This innovative app puts a new spin — literally — on restaurant recommendations. You can elect to have the iPhone use your current location or you can input a city manually, and then the fun begins. Either physically shake the phone or tap the 'Shake' button on the touch screen, and the slot-machine-like interface spins wheels bearing the names of neighbourhoods, food types, and price ranges. When the wheels stop spinning, Urbanspoon's app recommends restaurants based on the variables that come up ('Mission / Seafood / $$', for example). If random results aren't your thing, you can "lock" neighborhoods, cuisine types, and price ranges to get recommendations based on your defined parameters.
Cool app ideas that need work
This could be the ultimate iPhone app for anyone who is shy and has trouble approaching strangers on the singles scene. After you enter your profile information — including a short greeting you'd want any interesting person to see — the iPhone's location-based services bring up people in the vicinity who also use the service. Those people can also see your profile and even rate how interesting it is. With this app's help, it might be easier to approach a stranger across the room, or at least prescreen them by looking at how interesting their profile is. The profile-creating portion of the app is buggy, however — a few times it didn't save results, and other times it flat-out crashed. If the bugs are eliminated, iFob could be a great social-networking tool for introverts. You do need a Wi-Fi connection to make it work as advertised.

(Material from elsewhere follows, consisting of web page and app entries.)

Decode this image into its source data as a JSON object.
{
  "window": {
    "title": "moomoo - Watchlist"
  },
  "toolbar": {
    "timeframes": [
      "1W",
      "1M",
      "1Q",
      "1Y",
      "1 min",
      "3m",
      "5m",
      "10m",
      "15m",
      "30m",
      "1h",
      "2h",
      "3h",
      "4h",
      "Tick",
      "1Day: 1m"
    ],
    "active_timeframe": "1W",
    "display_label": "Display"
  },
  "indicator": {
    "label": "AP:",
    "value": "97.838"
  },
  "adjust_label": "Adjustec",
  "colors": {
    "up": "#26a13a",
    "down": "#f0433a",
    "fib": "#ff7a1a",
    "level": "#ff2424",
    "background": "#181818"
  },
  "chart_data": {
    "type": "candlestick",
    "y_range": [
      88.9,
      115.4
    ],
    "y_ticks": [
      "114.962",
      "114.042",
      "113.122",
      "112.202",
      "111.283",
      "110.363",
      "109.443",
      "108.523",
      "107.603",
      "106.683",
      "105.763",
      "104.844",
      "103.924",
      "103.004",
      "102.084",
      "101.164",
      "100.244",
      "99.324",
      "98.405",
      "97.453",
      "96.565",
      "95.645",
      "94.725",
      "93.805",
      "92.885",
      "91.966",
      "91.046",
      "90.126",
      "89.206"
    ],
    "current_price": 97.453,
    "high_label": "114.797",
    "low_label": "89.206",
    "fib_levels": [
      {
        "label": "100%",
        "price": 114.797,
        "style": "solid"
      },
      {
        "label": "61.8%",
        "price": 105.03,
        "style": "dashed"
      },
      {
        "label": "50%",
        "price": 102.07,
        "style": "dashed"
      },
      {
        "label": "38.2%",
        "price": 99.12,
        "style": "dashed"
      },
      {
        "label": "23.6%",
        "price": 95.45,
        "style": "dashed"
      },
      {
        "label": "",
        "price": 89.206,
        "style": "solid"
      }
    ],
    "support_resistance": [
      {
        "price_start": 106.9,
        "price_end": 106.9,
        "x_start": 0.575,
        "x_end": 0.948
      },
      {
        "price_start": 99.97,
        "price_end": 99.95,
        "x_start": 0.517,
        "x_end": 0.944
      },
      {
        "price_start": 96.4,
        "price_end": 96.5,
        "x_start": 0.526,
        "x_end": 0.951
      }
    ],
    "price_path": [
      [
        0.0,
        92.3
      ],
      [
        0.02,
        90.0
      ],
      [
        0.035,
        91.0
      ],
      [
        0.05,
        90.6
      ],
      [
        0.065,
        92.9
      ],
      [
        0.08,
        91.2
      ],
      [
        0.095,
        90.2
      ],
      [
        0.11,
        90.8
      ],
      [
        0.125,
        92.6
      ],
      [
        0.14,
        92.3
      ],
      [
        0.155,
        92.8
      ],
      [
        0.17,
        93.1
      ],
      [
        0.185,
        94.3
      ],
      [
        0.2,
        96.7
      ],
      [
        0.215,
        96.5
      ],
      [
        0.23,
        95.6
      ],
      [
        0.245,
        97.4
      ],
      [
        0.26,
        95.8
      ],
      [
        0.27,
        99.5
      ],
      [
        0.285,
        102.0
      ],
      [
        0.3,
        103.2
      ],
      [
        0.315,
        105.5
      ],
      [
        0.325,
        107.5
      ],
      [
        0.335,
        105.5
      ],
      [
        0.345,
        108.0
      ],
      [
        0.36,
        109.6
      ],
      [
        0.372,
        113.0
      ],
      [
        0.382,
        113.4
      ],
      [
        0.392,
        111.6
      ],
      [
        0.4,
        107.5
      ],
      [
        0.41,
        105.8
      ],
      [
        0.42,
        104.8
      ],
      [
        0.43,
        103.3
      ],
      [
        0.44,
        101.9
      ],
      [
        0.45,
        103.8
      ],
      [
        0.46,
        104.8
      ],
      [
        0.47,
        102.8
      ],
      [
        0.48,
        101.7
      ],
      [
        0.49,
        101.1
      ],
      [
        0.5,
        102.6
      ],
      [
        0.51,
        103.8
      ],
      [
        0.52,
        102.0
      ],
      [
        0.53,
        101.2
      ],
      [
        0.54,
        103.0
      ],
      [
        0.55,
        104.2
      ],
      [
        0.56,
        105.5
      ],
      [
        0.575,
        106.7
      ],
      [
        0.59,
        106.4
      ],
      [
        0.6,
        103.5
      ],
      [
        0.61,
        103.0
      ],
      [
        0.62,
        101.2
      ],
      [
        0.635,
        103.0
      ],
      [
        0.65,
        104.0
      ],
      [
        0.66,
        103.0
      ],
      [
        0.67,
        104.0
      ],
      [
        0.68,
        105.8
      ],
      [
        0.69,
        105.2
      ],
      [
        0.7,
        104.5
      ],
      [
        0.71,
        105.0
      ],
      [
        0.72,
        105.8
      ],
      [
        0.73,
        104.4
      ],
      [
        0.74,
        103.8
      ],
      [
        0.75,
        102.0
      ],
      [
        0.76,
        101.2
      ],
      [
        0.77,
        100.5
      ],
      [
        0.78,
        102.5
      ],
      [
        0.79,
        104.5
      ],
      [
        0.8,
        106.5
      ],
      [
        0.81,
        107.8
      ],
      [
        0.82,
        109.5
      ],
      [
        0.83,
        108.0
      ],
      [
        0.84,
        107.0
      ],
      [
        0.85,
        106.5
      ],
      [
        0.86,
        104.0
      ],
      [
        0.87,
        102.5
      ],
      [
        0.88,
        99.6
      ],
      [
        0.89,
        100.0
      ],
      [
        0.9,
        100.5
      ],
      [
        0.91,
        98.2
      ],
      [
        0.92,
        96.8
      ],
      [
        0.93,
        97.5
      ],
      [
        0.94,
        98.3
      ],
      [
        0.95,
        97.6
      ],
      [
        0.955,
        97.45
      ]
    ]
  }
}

What if you could sing or whistle a song into your iPhone and have it name that tune? Such a program might be the tool you're looking for if you're the kind of person who knows how a certain song goes but doesn't know the name of it. This is what the free Midomi app claims to do, but it simply doesn't work well. You sing or whistle directly into your iPhone, hold the handset up to a speaker playing a song, or type in some lyrics to have the app find what you're listening to. In tests the text searches brought up only matching song titles (not lyrics matches), and singing, whistling, or holding the phone up to a speaker didn't bring up the song I was looking for after multiple tries — and that even includes whistling-intensive songs such as the Scorpions' "Winds of Change" and Otis Redding's "Sitting on the Dock of the Bay." Midomi gets an A+ for ideas but an F for follow-through.